## Aim of the exercise
For each line in the data below that holds "from", return a copy.

-- -- --

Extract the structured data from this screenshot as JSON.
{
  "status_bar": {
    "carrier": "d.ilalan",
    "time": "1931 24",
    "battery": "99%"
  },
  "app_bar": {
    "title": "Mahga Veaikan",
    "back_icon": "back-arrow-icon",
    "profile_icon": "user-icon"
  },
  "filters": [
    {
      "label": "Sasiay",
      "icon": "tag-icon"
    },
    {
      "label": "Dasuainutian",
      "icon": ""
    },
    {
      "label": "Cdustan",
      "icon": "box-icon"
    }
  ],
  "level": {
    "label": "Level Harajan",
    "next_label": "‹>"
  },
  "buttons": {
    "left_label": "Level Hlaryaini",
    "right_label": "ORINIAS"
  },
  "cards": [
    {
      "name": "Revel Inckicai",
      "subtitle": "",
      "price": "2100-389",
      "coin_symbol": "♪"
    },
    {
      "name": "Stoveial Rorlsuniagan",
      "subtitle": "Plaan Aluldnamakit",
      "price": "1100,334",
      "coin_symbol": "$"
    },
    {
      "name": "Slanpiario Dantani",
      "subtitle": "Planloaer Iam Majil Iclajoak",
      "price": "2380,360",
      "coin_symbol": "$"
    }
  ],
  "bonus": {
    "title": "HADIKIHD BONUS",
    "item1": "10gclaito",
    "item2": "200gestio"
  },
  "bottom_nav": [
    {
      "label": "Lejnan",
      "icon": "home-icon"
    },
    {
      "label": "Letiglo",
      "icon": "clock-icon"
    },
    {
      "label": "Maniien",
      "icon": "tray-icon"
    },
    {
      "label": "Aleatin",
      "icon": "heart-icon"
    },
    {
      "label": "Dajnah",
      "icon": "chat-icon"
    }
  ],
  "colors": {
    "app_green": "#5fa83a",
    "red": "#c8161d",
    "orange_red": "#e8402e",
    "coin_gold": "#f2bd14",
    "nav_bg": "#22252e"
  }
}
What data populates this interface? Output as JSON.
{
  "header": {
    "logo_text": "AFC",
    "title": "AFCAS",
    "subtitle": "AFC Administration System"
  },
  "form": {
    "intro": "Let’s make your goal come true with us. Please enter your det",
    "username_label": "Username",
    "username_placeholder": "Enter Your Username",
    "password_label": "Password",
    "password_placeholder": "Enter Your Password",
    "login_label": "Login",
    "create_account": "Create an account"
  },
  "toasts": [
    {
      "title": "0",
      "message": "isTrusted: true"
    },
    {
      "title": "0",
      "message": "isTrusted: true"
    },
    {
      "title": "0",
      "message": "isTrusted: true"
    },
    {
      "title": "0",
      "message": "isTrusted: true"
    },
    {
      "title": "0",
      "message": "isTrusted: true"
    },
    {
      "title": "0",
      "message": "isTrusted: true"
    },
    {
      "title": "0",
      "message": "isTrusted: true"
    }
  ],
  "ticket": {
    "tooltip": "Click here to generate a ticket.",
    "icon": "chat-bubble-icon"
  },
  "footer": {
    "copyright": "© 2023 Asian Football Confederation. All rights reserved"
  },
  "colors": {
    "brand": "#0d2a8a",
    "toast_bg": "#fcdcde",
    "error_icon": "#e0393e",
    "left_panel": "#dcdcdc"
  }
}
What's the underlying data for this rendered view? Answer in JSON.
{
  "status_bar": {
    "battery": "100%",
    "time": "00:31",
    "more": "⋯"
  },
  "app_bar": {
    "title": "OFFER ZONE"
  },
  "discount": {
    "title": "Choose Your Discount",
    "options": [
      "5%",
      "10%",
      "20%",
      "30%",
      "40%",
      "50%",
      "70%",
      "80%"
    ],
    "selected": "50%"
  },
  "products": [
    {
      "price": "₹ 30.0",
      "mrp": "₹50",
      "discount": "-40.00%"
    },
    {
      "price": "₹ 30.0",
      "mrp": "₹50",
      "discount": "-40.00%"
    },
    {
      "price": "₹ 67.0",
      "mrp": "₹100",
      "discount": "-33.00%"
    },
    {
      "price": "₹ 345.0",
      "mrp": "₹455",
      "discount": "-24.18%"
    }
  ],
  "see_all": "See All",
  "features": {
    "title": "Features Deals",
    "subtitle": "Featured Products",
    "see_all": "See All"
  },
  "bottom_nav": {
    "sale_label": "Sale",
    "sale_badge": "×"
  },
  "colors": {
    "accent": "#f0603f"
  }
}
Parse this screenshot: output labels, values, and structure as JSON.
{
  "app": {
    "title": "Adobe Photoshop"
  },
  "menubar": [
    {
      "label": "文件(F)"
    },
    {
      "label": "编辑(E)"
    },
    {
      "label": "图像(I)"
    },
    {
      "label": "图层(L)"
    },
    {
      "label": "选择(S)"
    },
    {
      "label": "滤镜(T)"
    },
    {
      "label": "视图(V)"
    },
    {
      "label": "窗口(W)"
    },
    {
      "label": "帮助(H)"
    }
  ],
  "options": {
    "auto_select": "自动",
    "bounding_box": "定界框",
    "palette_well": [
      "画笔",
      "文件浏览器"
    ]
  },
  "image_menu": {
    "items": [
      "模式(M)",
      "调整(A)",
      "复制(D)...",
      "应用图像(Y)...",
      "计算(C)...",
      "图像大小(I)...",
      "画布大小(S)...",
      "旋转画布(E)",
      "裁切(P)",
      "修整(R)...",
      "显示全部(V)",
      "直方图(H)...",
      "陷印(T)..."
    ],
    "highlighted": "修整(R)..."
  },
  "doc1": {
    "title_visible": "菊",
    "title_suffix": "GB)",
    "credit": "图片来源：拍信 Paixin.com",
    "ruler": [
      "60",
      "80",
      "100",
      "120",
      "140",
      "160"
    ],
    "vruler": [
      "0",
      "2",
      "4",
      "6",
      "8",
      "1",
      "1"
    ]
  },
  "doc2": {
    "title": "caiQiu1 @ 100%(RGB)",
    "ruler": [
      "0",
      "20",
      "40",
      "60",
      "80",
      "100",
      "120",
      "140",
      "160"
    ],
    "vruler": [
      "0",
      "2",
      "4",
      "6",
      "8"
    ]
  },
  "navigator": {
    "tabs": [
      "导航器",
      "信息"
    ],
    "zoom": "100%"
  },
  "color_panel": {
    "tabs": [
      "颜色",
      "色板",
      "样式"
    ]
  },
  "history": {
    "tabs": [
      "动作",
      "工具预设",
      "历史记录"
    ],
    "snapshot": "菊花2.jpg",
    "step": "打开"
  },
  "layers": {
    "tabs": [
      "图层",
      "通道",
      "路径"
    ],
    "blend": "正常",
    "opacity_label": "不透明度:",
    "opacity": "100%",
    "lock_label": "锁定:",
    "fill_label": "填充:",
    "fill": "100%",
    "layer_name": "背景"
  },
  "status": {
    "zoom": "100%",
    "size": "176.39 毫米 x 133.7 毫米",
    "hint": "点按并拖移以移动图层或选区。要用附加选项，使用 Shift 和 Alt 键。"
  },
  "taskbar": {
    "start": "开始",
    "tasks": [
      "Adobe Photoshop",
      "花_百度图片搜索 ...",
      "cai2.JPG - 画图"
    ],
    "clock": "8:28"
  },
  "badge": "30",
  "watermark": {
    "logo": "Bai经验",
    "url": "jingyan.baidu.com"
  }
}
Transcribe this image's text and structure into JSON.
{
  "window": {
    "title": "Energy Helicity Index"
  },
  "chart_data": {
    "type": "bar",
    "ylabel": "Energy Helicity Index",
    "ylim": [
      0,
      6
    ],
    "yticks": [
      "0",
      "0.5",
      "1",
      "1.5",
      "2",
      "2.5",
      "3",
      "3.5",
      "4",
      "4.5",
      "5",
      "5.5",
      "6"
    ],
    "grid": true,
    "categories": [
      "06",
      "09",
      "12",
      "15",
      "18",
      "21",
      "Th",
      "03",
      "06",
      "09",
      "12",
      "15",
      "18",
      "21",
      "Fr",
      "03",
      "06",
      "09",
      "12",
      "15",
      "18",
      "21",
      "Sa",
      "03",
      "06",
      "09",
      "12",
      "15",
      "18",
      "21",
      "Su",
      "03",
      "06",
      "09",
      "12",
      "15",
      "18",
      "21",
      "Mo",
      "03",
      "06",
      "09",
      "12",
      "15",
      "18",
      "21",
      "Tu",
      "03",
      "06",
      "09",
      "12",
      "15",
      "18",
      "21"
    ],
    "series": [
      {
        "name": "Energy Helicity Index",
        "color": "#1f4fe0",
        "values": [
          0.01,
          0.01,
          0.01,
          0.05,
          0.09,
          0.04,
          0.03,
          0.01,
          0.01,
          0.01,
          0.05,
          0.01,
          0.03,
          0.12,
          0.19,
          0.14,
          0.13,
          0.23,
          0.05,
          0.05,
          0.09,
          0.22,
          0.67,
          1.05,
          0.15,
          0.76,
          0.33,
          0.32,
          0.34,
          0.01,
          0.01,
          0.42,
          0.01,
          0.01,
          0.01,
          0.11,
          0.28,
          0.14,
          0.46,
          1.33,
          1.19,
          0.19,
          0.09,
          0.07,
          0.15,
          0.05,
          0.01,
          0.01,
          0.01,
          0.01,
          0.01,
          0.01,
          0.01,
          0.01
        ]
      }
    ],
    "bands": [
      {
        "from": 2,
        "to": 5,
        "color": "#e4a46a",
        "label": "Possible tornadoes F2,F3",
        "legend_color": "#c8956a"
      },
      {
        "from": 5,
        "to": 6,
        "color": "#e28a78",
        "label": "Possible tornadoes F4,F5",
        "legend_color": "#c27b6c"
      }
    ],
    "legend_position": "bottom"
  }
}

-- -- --

## Worked solution
Extract the structured data from this screenshot as JSON.
        "from": 2,
        "from": 5,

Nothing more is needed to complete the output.